People living with HIV (PLWHIV) with heart failure (HF) are at elevated relative and absolute risk for sudden cardiac death (SCD), according to a study published in Journal of the American College of Cardiology.
Researchers created a prospective observational registry of all patients with a primary diagnosis of acute decompensated HF who were admitted to Bronx-Lebanon Hospital Center of the Icahn School of Medicine in the Bronx, New York, in 2011. HIV ICD-9 codes were used to identify PLWHIV (n=344), leaving a group to serve as uninfected controls (n=1805). The follow-up period began on the date of discharge from the patient’s first hospitalization for HF in 2011. The occurrence of SCD was the primary outcome, with adjudications made by 2 individual reviewers.
During a median follow-up duration of 19 months, there were 191 SCDs. PLWHIV had a significantly higher rate of SCD than the uninfected controls (21% vs 6.4%; adjusted odds ratio [OR], 3.0; 95% CI, 1.78-4.24; P <.001). PLWHIV who had a cluster of differentiation 4 (CD4 count of <200 cells/mm³ had a higher SCD rate compared with PLWHIV with a CD4 count ≥200 cells/mm³ (37% vs 8.4%; P <.001). The SCD rate among the latter group did not differ significantly from the rate among uninfected controls (8.4% vs 6.4%; P =.31).
Among PLWHIV, SCD was associated with traditional cardiovascular risk factors, including a history of coronary artery disease (CAD), cocaine use, low left ventricular ejection fraction (LVEF), and lower rates of beta blocker prescription.

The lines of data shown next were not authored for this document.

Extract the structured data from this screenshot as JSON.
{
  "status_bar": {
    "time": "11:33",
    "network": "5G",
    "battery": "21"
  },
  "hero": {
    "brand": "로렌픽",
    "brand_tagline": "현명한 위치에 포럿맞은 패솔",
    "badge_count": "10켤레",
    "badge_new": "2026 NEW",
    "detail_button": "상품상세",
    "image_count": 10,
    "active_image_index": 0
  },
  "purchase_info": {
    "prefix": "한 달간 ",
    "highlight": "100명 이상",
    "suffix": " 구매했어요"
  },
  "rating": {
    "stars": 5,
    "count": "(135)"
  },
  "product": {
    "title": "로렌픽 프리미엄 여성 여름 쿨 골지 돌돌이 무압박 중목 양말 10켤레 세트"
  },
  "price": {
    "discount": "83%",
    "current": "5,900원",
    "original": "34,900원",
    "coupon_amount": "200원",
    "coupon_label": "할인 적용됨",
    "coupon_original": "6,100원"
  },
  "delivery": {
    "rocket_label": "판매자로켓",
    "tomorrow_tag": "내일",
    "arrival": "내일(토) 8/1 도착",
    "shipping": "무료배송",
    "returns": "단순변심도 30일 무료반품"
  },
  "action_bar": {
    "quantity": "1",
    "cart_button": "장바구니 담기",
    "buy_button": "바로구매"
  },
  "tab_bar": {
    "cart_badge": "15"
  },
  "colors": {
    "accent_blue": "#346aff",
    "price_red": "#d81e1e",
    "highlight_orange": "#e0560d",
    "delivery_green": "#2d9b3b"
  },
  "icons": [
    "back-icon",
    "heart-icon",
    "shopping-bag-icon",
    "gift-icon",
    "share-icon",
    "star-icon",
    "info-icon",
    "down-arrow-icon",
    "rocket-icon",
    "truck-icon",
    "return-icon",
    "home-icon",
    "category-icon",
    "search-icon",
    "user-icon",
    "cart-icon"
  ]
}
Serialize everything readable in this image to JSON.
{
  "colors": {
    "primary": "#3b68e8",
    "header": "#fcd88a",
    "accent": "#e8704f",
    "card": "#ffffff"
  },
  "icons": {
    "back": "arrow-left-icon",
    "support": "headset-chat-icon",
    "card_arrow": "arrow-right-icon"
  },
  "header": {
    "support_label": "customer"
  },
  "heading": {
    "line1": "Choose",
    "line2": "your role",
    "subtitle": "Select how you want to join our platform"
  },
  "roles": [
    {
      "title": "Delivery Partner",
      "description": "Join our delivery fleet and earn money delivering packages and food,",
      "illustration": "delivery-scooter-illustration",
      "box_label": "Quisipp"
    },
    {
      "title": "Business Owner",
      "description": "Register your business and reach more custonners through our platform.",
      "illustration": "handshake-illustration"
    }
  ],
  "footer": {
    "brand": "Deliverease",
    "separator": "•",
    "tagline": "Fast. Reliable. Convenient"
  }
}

After adjusting for confounding factors in a multivariate model, CAD was the strongest predictor of SCD, followed by a lower CD4 count. Among PLWHIV with a preserved LVEF, the SCD rate was higher compared with uninfected controls with preserved LVEF (18% vs 5.4%; P <.001).
Due to the unavailability of autopsy data, this study was limited by unconfirmed cases of primary cardiac deaths. The cause of death for 6% of patients was unavailable because they either died at home or in a different hospital. Researchers did not have data on pill counts or prescription refills and therefore could not assess adherence to treatment and diet.
The researchers suggested that the study “should act as a basis for consideration of strategies such as additional surveillance, temporizing strategies such as a LifeVest® where transient modifiable factors exist, or subcutaneous implantable cardioverter defibrillator (ICD) implantation in those in whom the infectious risk is still considered prohibitive.”
Alvi RM, Neilan AM, Tariq N, et al. The risk of sudden cardiac death among heart failure patients with HIV. J Am Coll Cardiol. 2019;73(9):S1.
This article originally appeared on The Cardiology Advisor